A family of petty criminals grift their way through life. They steal from post offices, steal property to return for rewards, and commit insurance fraud. The daughter Old Dolio Dyne (Evan Rachel Wood) seems distant from her parents (Richard Jenkins and Debra Winger). Tensions rise when her parents involve a new person in their heist (Gina Rodriguez).
Kajillionaire is a quirky comedy that’s similar in style and humour to last year’s The Art of Self Defense. However it is potentially an even dark film than that. The crimes of the family range from petty to truly awful. The audience has an excellent surrogate in Gina Rodriguez’s Melanie who’s role is to properly contextualise the families bizarre and indifferent behaviour. But she has her own excellent timing and pathos.
The cast are excellent but it’s Evan Rachel Wood that stands out. Her comedic creation feels instantly iconic. She’s presenting as a 90s grunge teen with a voice that sounds like she’s trying to play a younger boy (think Pamela Aldon as Bobby Hill or Beth May as Ron Stampler if you’d prefer a more niche reference). She has this hilariously rigid physicality but her naivete and awkwardness makes her incredibly endearing. Wood knows exactly how to balance the huckster against the unloved child.

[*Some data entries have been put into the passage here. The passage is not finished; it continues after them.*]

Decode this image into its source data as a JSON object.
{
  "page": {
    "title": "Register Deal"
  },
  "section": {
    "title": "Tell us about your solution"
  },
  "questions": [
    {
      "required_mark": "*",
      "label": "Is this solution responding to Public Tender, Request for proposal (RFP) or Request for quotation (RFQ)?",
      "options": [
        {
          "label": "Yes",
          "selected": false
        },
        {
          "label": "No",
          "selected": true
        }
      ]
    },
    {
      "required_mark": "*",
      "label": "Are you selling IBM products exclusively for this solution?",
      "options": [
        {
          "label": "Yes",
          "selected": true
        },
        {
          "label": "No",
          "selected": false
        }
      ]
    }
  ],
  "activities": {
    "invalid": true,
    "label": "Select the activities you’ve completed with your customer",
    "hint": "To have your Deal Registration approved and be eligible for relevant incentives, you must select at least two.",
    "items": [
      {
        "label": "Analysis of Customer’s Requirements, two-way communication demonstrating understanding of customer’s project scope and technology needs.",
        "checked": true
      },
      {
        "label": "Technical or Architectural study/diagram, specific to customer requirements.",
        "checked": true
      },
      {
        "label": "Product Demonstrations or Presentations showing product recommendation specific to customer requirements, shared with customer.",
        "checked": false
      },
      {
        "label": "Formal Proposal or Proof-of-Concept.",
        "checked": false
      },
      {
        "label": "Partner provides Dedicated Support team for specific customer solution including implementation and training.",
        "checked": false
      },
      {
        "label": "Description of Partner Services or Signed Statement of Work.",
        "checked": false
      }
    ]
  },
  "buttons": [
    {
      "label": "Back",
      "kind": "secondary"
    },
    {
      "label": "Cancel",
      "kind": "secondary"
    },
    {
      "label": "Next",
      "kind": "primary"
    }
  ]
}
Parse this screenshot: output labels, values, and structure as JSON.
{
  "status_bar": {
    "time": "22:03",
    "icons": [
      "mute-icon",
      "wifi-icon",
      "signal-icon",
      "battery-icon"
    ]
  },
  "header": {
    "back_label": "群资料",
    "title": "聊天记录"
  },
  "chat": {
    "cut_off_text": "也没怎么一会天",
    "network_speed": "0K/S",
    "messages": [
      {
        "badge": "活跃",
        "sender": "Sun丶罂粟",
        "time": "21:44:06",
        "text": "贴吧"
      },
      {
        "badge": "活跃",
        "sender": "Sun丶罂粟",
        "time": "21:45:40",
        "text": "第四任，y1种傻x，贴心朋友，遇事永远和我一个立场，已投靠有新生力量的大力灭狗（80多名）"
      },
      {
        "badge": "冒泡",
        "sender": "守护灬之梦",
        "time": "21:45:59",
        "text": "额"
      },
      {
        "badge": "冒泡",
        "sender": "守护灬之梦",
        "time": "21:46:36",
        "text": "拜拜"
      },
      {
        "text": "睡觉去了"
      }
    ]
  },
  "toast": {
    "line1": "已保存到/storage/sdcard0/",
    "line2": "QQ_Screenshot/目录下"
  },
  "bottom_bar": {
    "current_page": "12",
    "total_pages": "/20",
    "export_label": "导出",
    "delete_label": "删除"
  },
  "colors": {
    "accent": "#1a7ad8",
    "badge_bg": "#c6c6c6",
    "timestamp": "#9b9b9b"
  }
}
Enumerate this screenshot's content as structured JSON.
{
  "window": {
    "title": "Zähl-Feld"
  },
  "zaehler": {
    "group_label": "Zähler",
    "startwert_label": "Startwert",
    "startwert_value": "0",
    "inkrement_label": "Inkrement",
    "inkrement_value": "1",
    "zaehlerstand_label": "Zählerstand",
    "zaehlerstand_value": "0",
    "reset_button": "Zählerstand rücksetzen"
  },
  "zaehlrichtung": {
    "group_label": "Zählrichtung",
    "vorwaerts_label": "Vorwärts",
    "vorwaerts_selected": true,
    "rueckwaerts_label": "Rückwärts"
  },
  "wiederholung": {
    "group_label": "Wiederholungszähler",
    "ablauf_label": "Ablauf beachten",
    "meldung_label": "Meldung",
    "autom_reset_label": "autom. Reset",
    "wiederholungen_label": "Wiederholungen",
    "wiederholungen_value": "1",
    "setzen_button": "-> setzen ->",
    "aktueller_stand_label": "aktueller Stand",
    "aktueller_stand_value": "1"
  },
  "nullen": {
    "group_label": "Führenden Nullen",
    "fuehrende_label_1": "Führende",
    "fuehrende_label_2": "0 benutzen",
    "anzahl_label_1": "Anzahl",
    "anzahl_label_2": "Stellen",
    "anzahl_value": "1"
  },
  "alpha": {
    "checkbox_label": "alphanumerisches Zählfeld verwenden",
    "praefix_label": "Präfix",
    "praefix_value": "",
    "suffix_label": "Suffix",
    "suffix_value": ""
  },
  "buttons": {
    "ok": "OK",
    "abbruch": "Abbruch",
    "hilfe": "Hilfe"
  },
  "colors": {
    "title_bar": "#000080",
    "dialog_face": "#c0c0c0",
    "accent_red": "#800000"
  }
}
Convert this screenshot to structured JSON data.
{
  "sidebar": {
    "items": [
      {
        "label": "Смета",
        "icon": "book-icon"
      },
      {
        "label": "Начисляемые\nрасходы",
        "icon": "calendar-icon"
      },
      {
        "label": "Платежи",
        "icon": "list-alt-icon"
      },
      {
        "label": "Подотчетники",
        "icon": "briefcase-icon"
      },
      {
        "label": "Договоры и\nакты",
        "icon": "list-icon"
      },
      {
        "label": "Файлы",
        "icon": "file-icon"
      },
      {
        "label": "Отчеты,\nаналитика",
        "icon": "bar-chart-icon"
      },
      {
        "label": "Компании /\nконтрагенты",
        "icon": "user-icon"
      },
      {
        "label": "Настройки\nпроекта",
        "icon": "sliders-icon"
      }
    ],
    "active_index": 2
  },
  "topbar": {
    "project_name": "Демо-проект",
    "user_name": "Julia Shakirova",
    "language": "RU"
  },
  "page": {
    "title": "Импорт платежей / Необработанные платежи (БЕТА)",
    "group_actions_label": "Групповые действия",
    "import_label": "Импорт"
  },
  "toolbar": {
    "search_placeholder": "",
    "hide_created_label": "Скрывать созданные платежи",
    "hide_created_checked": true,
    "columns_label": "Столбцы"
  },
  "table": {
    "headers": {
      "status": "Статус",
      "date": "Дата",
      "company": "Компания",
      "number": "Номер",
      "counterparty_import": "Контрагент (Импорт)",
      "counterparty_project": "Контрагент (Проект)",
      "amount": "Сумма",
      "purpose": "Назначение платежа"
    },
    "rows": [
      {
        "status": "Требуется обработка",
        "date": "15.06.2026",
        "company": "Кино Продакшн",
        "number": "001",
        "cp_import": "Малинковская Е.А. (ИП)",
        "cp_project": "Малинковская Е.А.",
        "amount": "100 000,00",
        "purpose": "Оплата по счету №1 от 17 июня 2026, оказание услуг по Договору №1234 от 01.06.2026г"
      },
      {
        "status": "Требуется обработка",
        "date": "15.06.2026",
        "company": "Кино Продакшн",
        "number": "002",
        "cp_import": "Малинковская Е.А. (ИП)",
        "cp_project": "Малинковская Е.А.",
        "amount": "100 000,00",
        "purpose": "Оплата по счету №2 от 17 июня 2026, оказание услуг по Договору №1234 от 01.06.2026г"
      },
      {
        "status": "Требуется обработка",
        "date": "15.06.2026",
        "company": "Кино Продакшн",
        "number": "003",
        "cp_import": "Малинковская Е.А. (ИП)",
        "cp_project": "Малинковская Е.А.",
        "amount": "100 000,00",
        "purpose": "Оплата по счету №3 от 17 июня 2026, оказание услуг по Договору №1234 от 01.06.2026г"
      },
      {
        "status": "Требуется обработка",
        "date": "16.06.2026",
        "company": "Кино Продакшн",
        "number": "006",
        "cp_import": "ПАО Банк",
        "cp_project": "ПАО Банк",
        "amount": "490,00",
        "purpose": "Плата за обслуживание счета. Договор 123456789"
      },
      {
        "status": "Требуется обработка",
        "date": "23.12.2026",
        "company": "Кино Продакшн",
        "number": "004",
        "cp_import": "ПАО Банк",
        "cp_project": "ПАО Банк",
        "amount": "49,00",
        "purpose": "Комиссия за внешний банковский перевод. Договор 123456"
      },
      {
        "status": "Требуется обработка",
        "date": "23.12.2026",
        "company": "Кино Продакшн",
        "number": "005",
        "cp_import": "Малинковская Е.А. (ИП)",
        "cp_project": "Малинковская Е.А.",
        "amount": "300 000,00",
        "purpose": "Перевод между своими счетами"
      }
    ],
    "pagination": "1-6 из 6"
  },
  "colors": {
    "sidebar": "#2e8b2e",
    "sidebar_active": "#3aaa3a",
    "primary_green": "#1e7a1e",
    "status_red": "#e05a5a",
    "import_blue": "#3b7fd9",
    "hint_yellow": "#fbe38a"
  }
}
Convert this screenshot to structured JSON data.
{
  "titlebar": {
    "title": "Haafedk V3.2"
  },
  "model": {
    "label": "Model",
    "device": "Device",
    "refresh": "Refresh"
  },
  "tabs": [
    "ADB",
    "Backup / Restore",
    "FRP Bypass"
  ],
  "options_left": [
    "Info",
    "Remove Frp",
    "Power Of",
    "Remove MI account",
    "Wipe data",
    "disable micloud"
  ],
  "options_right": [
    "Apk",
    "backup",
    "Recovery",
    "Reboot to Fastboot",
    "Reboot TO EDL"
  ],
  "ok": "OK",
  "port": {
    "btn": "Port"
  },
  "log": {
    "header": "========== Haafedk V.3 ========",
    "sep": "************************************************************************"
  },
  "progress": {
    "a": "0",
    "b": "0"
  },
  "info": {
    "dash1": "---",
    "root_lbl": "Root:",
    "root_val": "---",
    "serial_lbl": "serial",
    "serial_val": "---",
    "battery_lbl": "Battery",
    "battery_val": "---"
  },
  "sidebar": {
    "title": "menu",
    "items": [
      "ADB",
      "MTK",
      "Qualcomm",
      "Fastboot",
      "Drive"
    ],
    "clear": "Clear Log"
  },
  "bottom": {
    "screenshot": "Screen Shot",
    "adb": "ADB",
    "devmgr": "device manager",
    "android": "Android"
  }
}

The focus of the film is family. There’s every indication that Old Dolio’s parents have chosen this lifestyle and forced their daughter to share their lifestyle. She has come to regard her parents as business partners who share risk and rewards but no affection. This is perhaps a film about living with parents who are addicted to an unhealthy lifestyle.
The film introduces setups that will build to fine comedic and emotionally significant moments. There are little call backs that suggest this will be a rewarding film to revisit, but the film is also planting seeds that will be significant in it’s larger story beats. The final sequence of the film would make no sense out of context but with the rules of communication between these odd family members fully explored, the message and motivation behind it are fully apparent and tragically beautiful.
Director Miranda July has expertly crafted this black comedy. It’s a wonderfully paced character study with fantastic performances throughout the cast. It’s also warm in an unaffectedly tough way and even sweet. It’s about a very unusual family and the immense struggle to find sincere methods of expression. Kajillionaire is one such expression.